This has been on my mind for literally months, possibly even a year. There is always this doubt in the back of my mind. Someone recently asked me if I registered for the Level 1 this year, and I flat out confessed that I think I should be the person taking the lessons from the Ukulele in the Classroom teacher, and they laughed. I only half meant it. I ordered the entire set of books and CD’s, poured over the website every day for a week and then talked myself out of it.

So here is what I decided to do: register online for the $9 membership to James Hill’s The Ukulele Way. After 4 hours I can honestly say, I am so, so glad I did this! So far, his online lessons are filling in the gaps in my ukulele education.  Just from the first 2 lessons, I learned what the pentatonic scale is and how it has been applied to songs!!! Actual songs! It makes so much sense the way James Hill lays this out for you. And I must say that James is an amazing teacher.

And so, for those of you out there who are teetering on the edge of self-doubt: sign up for online lessons or buy some books to go through in order to gain that confidence of musicianship.

Ukulele Tricks

I also really, really like Brett McQueen’s website, Ukulele Tricks, which is actually about learning proficiency, not showmanship tricks like ukulele flippies or anything. That’s just the title. On that site you can sign up for different kinds of lessons, strumming, picking, etc. and he also runs online workshops you can sign up for. He also posts instructional video’s on his Youtube channel and will personally answer your email!

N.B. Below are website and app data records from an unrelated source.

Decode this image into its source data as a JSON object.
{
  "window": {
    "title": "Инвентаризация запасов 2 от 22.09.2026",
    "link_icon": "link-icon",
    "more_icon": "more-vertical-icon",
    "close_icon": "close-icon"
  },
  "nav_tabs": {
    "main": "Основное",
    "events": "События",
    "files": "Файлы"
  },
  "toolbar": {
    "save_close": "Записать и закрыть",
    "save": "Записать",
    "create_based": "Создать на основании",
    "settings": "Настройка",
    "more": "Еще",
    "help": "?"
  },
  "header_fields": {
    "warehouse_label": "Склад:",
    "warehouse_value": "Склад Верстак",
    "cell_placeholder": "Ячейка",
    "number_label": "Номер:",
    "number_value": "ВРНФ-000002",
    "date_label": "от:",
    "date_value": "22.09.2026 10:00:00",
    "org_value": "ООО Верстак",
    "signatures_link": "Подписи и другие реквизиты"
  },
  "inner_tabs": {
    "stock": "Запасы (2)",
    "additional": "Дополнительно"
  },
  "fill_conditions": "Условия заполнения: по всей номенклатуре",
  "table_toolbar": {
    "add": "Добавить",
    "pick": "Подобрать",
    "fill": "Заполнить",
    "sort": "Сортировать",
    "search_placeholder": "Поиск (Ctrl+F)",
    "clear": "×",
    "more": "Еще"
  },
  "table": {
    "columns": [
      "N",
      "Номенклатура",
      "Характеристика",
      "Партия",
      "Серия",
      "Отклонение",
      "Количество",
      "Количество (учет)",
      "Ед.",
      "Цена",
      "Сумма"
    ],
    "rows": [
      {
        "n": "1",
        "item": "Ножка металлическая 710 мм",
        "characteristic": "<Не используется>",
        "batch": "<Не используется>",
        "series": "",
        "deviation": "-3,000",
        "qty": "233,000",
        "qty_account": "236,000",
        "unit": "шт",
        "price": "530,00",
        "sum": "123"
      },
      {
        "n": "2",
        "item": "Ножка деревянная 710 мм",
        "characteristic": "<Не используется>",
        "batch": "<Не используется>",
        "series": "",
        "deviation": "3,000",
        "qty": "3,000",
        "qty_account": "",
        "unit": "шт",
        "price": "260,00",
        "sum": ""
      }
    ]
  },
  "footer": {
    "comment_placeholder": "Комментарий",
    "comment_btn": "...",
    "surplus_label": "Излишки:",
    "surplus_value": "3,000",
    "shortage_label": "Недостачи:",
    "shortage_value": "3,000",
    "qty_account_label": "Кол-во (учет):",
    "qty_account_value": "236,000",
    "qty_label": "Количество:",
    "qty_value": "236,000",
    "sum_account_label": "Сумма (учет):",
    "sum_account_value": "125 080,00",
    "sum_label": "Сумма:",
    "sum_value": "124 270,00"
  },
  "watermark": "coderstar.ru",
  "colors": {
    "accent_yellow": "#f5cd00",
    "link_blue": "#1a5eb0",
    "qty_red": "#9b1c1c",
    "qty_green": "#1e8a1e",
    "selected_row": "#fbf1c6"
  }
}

There are many of them out there. I’m sure that just by checking out the websites of your favourite ukulele players, one of them may turn out to be the mentor you are looking for. Have fun!